If the concern has been the lives of Indian soldiers, the country’s successive governments can barely justify supporting the hardly effective United Nations with peace-keeping forces. Whereas sending the IPKF to Sri Lanka was foolhardy too, shying away from playing an active role in international affairs, especially in south-east Asia, has not helped our geopolitical interests. Thankfully, India can expect better from a flamboyant US President Donald Trump. But we have been so docile, even a sober Barack Obama had got agitated during his speech in the Indian parliament, asking us why, as a democracy, we never did anything about the junta in Myanmar. Then Modi has Japan to look up to, where Shinzo Abe has made his discomfiture with Xi obvious.
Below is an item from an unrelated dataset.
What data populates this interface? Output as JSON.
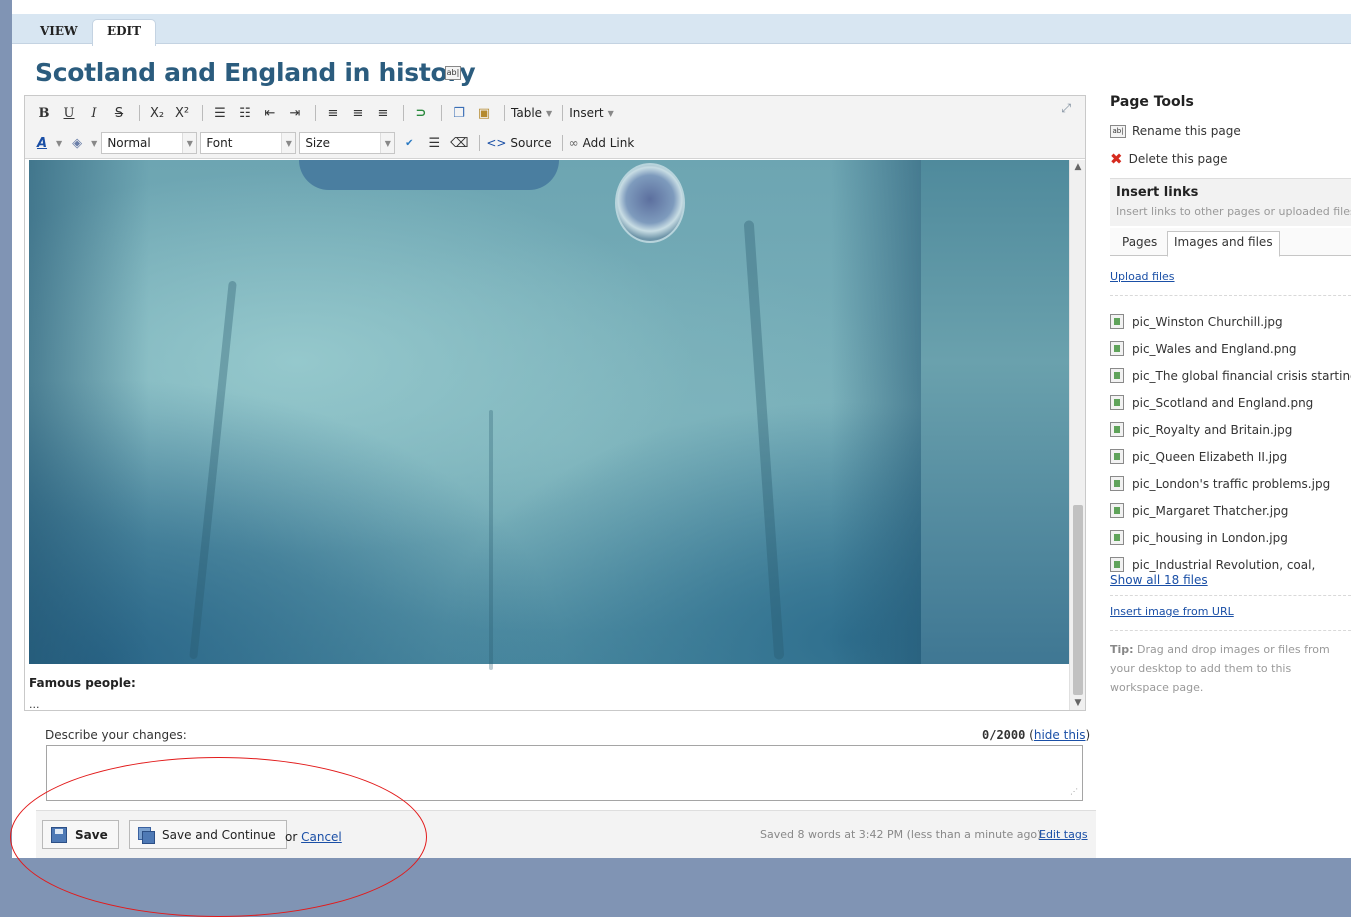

Nobody is itching for a war most certainly. Even China, for all its adventurism, isn’t — as capitalistic as a communist that the country is, wary of losing the Indian market for its substandard goods. It will but not stop needling India from the Line of Actual Control up to the MacMahon Line. India must prick it back. To make the balance effective, raising with vehemence the issues of Tibetan independence and Hong Kongers’ democratic self-determination, New Delhi needs Washington as well as Tokyo. Pushing for a fresh WTO regime, countries across the world can also compensate for the rise in cost caused by a global boycott of Chinese products, which can be proposed in the aftermath of the coronavirus mischief. This should go hand-in-hand with the arrival of Russian S-400, French Rafale and America’s superlative surveillance systems.